- Revenue slump. Global premium revenue looks set to decline by around five percent this year, about four percent (€94 billion) lower than expected at the beginning of 2020. In Europe, premium income is likely to contract by five to six percent (around €40 billion). Life and health cover will be most affected with global premium revenue likely to fall by about 10 percent (€78 billion) as new life sales almost came to a halt during the widespread confinement of people around the world.
- Market capitalization decline. Publicly listed insurers have seen their market capitalization plummet by as much as 35 percent because of the COVID-19 pandemic. Although stock markets around the world have recovered partially, insurers will probably have to endure lower valuations for a long time, straining their solvency ratios. All large insurers reported solvency ratio declines of more than 20 points at the end of Q1.

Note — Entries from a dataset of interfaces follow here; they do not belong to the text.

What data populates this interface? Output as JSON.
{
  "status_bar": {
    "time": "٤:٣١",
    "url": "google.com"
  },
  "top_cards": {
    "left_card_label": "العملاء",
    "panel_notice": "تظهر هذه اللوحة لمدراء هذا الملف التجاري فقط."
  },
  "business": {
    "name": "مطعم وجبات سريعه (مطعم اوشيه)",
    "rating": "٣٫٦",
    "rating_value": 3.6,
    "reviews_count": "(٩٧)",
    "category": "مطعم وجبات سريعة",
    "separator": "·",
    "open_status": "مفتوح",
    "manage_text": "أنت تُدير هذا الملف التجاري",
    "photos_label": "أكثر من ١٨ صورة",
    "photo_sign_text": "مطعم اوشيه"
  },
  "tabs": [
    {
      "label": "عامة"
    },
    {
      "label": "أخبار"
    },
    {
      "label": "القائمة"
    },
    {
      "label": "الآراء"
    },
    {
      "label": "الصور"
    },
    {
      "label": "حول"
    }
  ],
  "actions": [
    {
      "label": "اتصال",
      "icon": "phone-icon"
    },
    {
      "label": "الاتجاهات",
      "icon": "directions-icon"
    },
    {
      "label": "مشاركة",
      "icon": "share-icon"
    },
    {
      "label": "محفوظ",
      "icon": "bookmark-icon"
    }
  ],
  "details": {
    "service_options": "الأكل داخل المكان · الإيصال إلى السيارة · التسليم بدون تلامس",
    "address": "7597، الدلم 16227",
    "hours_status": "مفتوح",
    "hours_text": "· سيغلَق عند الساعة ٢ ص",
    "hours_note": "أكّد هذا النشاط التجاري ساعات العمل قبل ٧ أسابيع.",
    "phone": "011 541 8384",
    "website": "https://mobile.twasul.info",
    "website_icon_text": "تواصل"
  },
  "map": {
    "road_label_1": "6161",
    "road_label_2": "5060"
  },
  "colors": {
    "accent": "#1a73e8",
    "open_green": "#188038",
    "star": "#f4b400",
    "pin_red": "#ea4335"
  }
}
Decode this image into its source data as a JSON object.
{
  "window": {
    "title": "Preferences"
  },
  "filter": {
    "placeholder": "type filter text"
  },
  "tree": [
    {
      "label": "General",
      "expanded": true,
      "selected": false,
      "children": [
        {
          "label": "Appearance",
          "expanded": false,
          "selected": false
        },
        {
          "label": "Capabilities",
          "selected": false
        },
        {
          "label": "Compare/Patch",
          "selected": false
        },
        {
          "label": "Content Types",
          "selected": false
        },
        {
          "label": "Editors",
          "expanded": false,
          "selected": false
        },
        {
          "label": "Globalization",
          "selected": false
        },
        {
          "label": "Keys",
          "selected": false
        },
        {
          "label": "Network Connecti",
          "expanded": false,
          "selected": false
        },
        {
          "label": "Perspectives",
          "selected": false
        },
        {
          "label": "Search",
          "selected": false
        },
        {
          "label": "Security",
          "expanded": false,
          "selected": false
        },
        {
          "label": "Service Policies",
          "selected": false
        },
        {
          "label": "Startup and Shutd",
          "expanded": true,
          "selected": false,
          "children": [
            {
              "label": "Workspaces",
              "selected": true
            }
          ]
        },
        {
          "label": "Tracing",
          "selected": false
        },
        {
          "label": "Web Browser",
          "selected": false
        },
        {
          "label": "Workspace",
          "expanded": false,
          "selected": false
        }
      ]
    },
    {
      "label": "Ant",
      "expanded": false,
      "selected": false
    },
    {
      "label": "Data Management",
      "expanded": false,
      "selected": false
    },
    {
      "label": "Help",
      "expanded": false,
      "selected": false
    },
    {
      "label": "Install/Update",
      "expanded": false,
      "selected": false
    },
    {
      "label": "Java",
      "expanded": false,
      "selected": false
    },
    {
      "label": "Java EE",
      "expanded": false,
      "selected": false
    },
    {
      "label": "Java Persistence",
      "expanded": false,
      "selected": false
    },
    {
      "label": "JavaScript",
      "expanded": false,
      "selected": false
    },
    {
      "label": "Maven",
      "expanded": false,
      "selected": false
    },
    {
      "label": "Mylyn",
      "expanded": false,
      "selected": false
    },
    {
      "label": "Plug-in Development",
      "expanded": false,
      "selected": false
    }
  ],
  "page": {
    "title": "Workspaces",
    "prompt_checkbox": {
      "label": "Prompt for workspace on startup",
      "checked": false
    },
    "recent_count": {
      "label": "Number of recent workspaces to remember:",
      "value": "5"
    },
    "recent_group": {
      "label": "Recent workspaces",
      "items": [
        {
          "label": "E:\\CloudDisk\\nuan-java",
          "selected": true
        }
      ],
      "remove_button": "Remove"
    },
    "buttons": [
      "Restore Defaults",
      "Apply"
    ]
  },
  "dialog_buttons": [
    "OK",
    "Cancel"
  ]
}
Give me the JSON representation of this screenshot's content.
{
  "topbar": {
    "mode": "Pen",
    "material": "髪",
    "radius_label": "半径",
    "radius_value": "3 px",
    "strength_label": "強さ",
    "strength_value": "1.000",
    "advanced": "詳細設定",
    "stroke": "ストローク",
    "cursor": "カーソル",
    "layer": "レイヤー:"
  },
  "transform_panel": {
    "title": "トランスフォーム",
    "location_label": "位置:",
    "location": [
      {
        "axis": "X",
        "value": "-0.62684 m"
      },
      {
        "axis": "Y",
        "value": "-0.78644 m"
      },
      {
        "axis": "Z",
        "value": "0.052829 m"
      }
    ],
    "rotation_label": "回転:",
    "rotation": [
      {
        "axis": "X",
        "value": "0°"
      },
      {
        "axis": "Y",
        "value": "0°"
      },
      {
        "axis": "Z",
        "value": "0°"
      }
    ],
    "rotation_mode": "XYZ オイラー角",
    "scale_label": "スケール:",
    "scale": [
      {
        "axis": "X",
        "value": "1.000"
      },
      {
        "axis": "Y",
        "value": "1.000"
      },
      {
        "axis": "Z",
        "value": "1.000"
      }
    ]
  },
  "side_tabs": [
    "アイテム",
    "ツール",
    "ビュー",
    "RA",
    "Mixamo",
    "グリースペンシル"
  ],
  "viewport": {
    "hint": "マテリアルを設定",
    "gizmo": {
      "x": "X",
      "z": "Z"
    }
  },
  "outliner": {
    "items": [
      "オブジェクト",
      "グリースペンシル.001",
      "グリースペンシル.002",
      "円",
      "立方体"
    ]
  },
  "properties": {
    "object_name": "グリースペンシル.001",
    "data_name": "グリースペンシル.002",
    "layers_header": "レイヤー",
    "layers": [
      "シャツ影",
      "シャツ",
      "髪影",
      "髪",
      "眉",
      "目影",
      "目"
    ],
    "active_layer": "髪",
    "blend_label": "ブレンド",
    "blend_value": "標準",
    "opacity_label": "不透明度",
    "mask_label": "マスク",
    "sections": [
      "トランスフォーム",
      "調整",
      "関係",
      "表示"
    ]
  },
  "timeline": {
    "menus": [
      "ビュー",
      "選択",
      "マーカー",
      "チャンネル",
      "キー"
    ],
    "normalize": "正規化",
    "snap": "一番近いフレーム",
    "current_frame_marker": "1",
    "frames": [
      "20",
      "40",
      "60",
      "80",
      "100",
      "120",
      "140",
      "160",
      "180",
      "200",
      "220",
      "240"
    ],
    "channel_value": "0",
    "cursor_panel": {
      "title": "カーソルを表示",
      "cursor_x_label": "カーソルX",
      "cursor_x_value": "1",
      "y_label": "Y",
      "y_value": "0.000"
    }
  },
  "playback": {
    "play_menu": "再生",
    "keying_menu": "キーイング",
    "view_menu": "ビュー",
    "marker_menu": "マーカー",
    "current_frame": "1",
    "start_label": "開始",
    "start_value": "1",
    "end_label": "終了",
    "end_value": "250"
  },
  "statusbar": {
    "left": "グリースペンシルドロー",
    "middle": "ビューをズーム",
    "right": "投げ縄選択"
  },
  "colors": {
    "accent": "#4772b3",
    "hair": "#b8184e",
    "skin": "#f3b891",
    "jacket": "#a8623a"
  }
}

- Corporate image and customer confidence. Despite their prompt responses and financial commitments, insurers in many countries have lost the important “communications battle”. Companies in these nations are demanding that their insurers compensate them for losses caused by the pandemic’s interruption of their businesses. Some governments are backing these demands. This situation is often compounded by the different approaches adopted by mutual insurance companies, bancassurers and traditional insurance providers.
- Rising consumer and employee expectations. Consumers have flocked to online services as a result of the social restrictions prompted by the pandemic. Insurers will need to satisfy soaring demand for digital services and experiences or risk losing customers in droves. Similarly, many insurance employees will want to retain much of the flexibility and responsibility they’ve enjoyed during the pandemic lock-downs.
- Strained agents and brokers. The economic impact of the COVID-19 pandemic will be especially severe on small and medium-sized businesses. Many insurance brokers and intermediaries are likely to struggle as well, particularly those focused on hard-hit commercial insurance, travel insurance and workers’ compensation lines of business.
Despite these challenges, insurers have weathered the crisis better than many of their peers in other industries. They’ve emerged as a strong force that is likely to contribute substantially to the recovery of economies and societies in the wake of the COVID-19 pandemic. A big differentiator between insurers in future will be their ability to navigate the uncertain times ahead. Most important will be their capacity to identify and address key opportunities that emerge from this crisis.
In my next blog post, I will discuss some of these opportunities. I’ll highlight how insurers can better meet the needs of their customers, workers and communities. Until then, take some time to look at the links below. I think you’ll find them useful. If want to discuss this topic further, send me an email. I’d like to hear from you.